Last month, I posted a video with the sound of summer cicadas, of which there are four types. Several weeks later, the cicadas have been replaced by crickets, called suzu mushi (鈴虫), or little bell.
In a city that appears from up high to be covered in concrete for as far as the eye can see, it is amazing to be able to hear so many insects and experience the passing of the seasons. Click below to hear the sound of cicadas reaching a 10th floor apartment near central Tokyo.
This week is Japan’s Obon festival, a Japanese Buddhist custom of honoring ancestors’ spirits. Mid-August is a time when many Japanese take vacation, some to visit their home towns and others simply to get away or take a rest. Obon is a 500 year tradition that includes offerings in home altars, special dances and lantern festivals.
The date varies by region and by neighborhood. Tsukudajima had its festival in mid-July. The shift in the timing of the Obon festival is discussed by Nagai Kafū in his Tidings from Okubo. Kafū laments the change from fall to summer, from lunar to solar calendars, and from agricultural Edo to modern “careless” Tokyo.

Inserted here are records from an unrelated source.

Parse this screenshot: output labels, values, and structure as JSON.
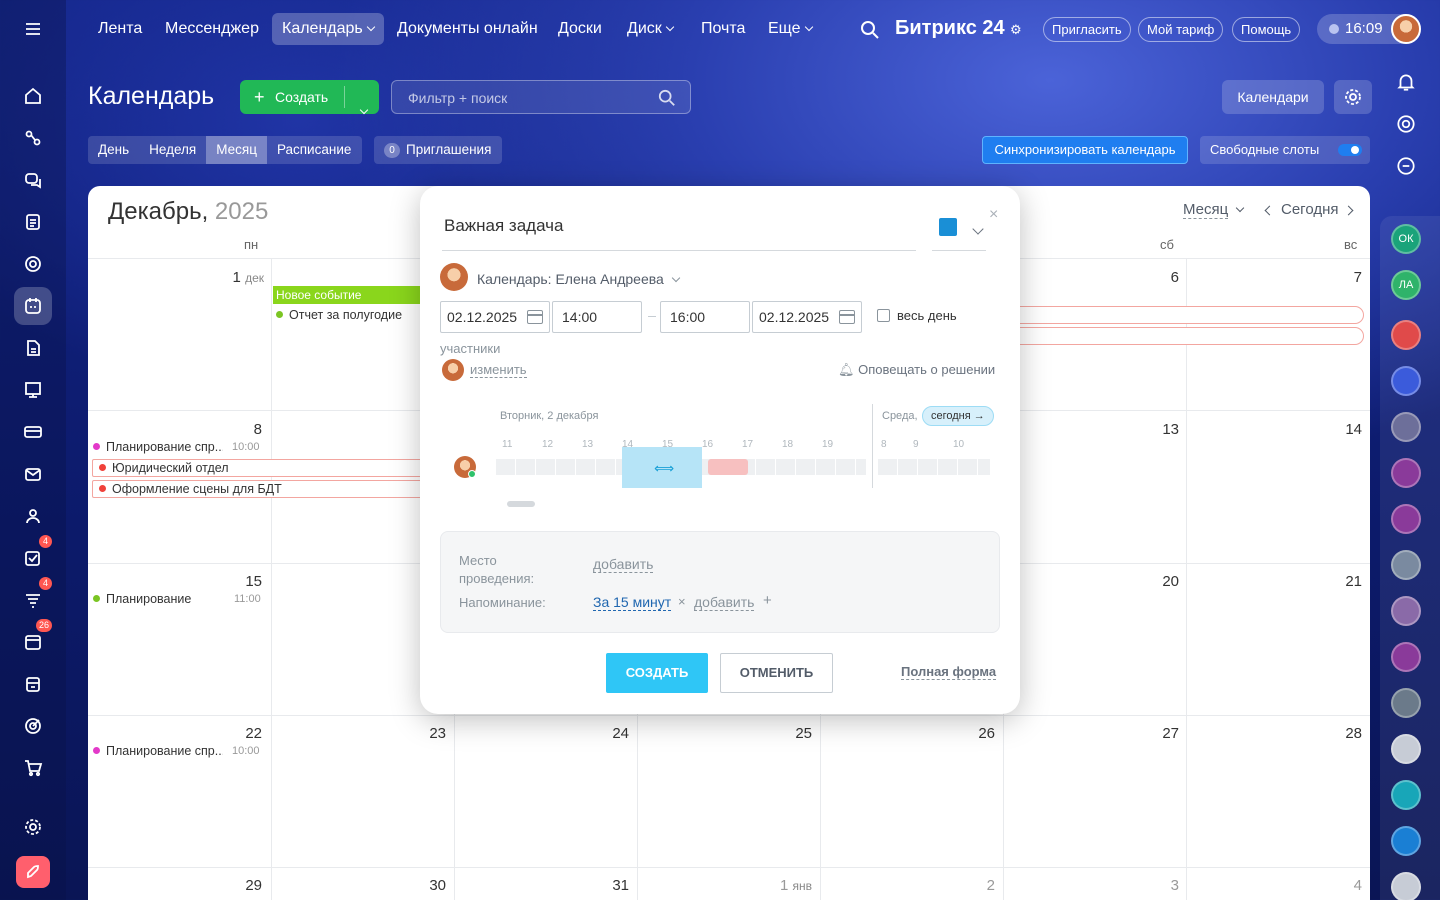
{
  "nav": {
    "items": [
      {
        "label": "Лента"
      },
      {
        "label": "Мессенджер"
      },
      {
        "label": "Календарь"
      },
      {
        "label": "Документы онлайн"
      },
      {
        "label": "Доски"
      },
      {
        "label": "Диск"
      },
      {
        "label": "Почта"
      },
      {
        "label": "Еще"
      }
    ],
    "brand": "Битрикс 24",
    "invite": "Пригласить",
    "tariff": "Мой тариф",
    "help": "Помощь",
    "time": "16:09"
  },
  "sidebar": {
    "badges": {
      "tasks": "4",
      "feed": "4",
      "calendar": "26"
    }
  },
  "toolbar": {
    "title": "Календарь",
    "create": "Создать",
    "search_placeholder": "Фильтр + поиск",
    "calendars": "Календари",
    "views": [
      "День",
      "Неделя",
      "Месяц",
      "Расписание"
    ],
    "active_view": "Месяц",
    "invites_count": "0",
    "invites": "Приглашения",
    "sync": "Синхронизировать календарь",
    "free_slots": "Свободные слоты"
  },
  "calendar": {
    "month": "Декабрь,",
    "year": "2025",
    "view_select": "Месяц",
    "today": "Сегодня",
    "weekdays": {
      "mon": "пн",
      "sat": "сб",
      "sun": "вс"
    },
    "days": {
      "d1": "1",
      "d1m": "дек",
      "d6": "6",
      "d7": "7",
      "d8": "8",
      "d13": "13",
      "d14": "14",
      "d15": "15",
      "d20": "20",
      "d21": "21",
      "d22": "22",
      "d23": "23",
      "d24": "24",
      "d25": "25",
      "d26": "26",
      "d27": "27",
      "d28": "28",
      "d29": "29",
      "d30": "30",
      "d31": "31",
      "j1": "1",
      "j1m": "янв",
      "j2": "2",
      "j3": "3",
      "j4": "4"
    },
    "events": {
      "new_event": "Новое событие",
      "report": "Отчет за полугодие",
      "plan1": "Планирование спр...",
      "plan1_time": "10:00",
      "legal": "Юридический отдел",
      "scene": "Оформление сцены для БДТ",
      "plan2": "Планирование",
      "plan2_time": "11:00",
      "plan3": "Планирование спр...",
      "plan3_time": "10:00"
    }
  },
  "modal": {
    "title": "Важная задача",
    "color": "#1a8fd6",
    "calendar_label": "Календарь: Елена Андреева",
    "date_from": "02.12.2025",
    "time_from": "14:00",
    "time_to": "16:00",
    "date_to": "02.12.2025",
    "allday": "весь день",
    "participants": "участники",
    "change": "изменить",
    "notify": "Оповещать о решении",
    "timeline": {
      "day1": "Вторник, 2 декабря",
      "day2": "Среда,",
      "today_pill": "сегодня",
      "hours1": [
        "11",
        "12",
        "13",
        "14",
        "15",
        "16",
        "17",
        "18",
        "19"
      ],
      "hours2": [
        "8",
        "9",
        "10"
      ]
    },
    "location_label": "Место проведения:",
    "location_add": "добавить",
    "reminder_label": "Напоминание:",
    "reminder_value": "За 15 минут",
    "reminder_add": "добавить",
    "create": "СОЗДАТЬ",
    "cancel": "ОТМЕНИТЬ",
    "full_form": "Полная форма"
  },
  "rsb": {
    "ok": "ОК",
    "la": "ЛА"
  }
}
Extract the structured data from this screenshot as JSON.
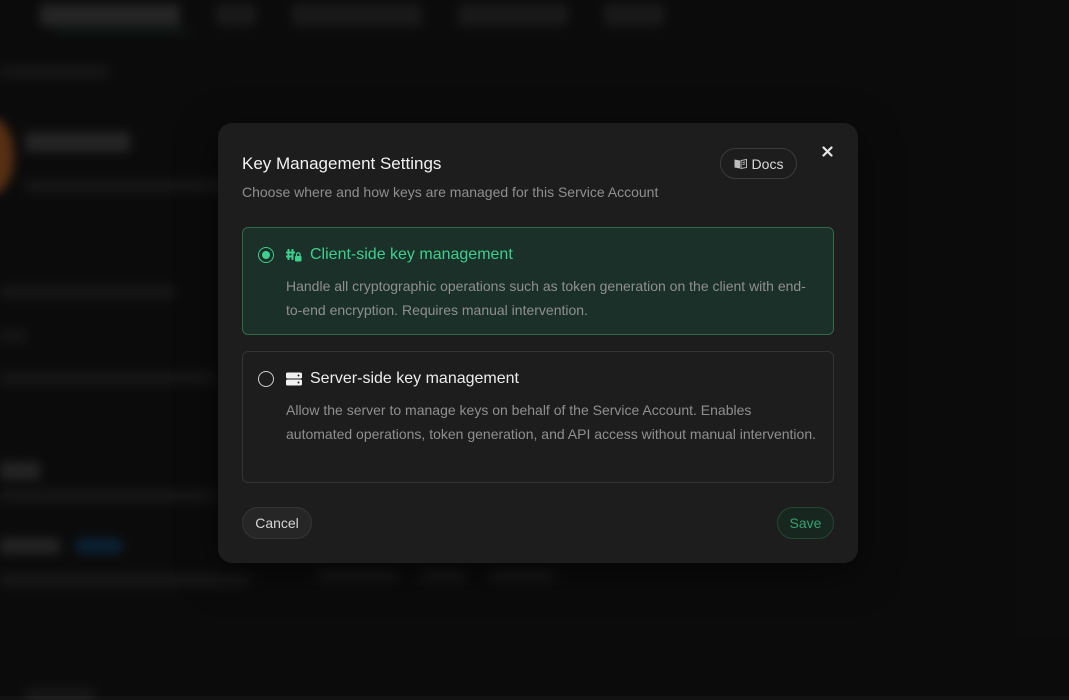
{
  "modal": {
    "title": "Key Management Settings",
    "subtitle": "Choose where and how keys are managed for this Service Account",
    "docs_label": "Docs",
    "cancel_label": "Cancel",
    "save_label": "Save"
  },
  "options": [
    {
      "title": "Client-side key management",
      "description": "Handle all cryptographic operations such as token generation on the client with end-to-end encryption. Requires manual intervention.",
      "selected": true,
      "icon": "client-key-icon"
    },
    {
      "title": "Server-side key management",
      "description": "Allow the server to manage keys on behalf of the Service Account. Enables automated operations, token generation, and API access without manual intervention.",
      "selected": false,
      "icon": "server-icon"
    }
  ],
  "colors": {
    "accent": "#3ecf8e",
    "modal_bg": "#1d1d1d",
    "selected_bg": "#1a3028"
  }
}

After three days of rain, autumn suddenly deepens. Not waiting for the night, the crickets sing their loudest under the verandas. Their singing somehow brings to mind a Japanese wife of old, sad and yet alluring, at work on her husband’s clothes in the dim light of a paper lantern. . . . Under the old lunar calendar the festival of the dead came at the beginning of autumn. Every unfilial son, however profligate and however forgetful of home he might have been on ordinary occasions, must have thought of his dead mother and father in the sadness of the autumn dews. But now we have imitated the West and adopted the solar calendar, and the festival comes just after the June rains or toward the middle of the summer. The sadness with which the dead ought to be remembered is wholly lacking. The morals of a country are in danger when they are cut loose from the beauty of its soil and its seasons. The makers of our new age have been careless in many ways.” (p 238, Edward Seidensticker’s Kafū the Scribbler: The Life and Writing of Nagai Kafū, 1879-1959, Stanford University Press, 1965).